  • Heroic dose (5+ g) – Also called a “committed” dose, a heroic dose of psilocybin should only be done under supervision. It will likely bring about an extremely intense loss of reality but may have long-term benefits, particularly for those with mental health issues.

These doses focus on eating or drinking mushies, but can you smoke shrooms?

Will smoking mushrooms get you high?

Psilocybin mushrooms must be eaten and processed through the liver to take effect. There’s no proof that smoking shrooms will make you trip.

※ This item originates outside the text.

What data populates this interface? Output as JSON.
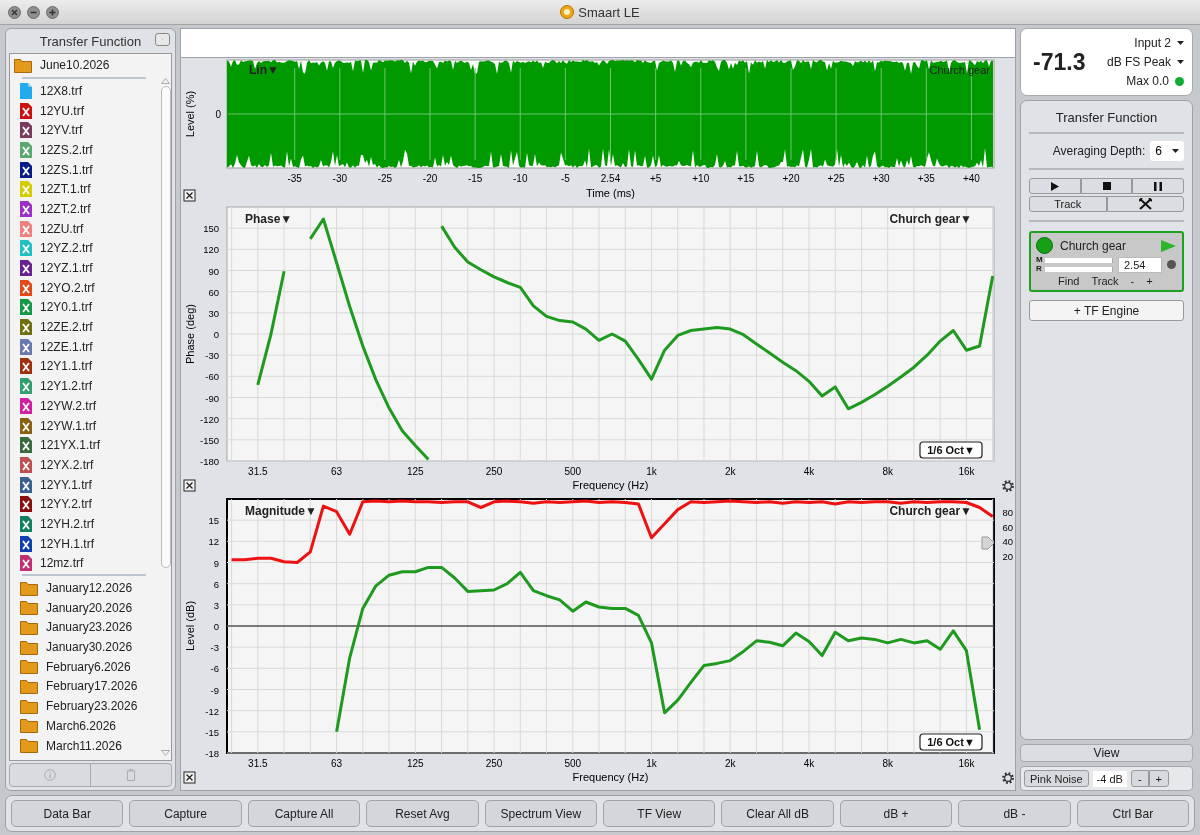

While some anecdotal reports on the internet may say the effects of smoking shrooms are lit, it’s likely dangerous fake news.

If you were to smoke mushrooms, you’d also be susceptible to a fungal infection called Aspergillosis. This respiratory illness increases the risk of lung inflammation and even lung cancer. People with weakened immune systems are especially vulnerable to contracting this infection.

The bottom line: smoking shrooms is super unsafe. It offers zero benefits and will only seek to cause harm rather than good. For people wanting to try psilocybin, it’s best to seek out expert advice (and be mindful of local laws).

Can you smoke shrooms? Just say no

Magic mushrooms are having a moment. As society seeks out new ways to combat mental illness, catch a buzz without alcohol, or biohack their brains, there are plenty of reasons why people are turning to psilocybin. 

While it may be some time before the FDA gives the green light to psilocybin treatments, the writing is seemingly on the wall. Research is continuing to reveal the wide potential of the compound and communities across the country are enacting reform. The psychological effects, in particular, are quite intriguing to many, and psychedelic therapy is viewed by some as the next wave in mental health care.

If your goal is to gain the possible benefits of psilocybin, smoking mushrooms is totally counterintuitive. In addition to being incredibly risky to your health, it also won’t give you the experience you desire. Harm reduction is at the forefront of the psychedelic community, and smoking shrooms is certainly not recommended by leaders in the space.

So, if you ever wonder, “Can you smoke shrooms?” The answer is: just say no.


Rachelle Gordon

Rachelle Gordon is a cannabis journalist and Editor of She began her weed writing journey in 2015 and has been featured in High Times, CannabisNow, Beard Bros, MG, Skunk, Cannabis and Tech Today, and many others. Rachelle currently splits her time between Minneapolis and Oakland; her favorite cannabis cultivars include Silver Haze and Tangie. Follow Rachelle on Instagram @rachellethewriter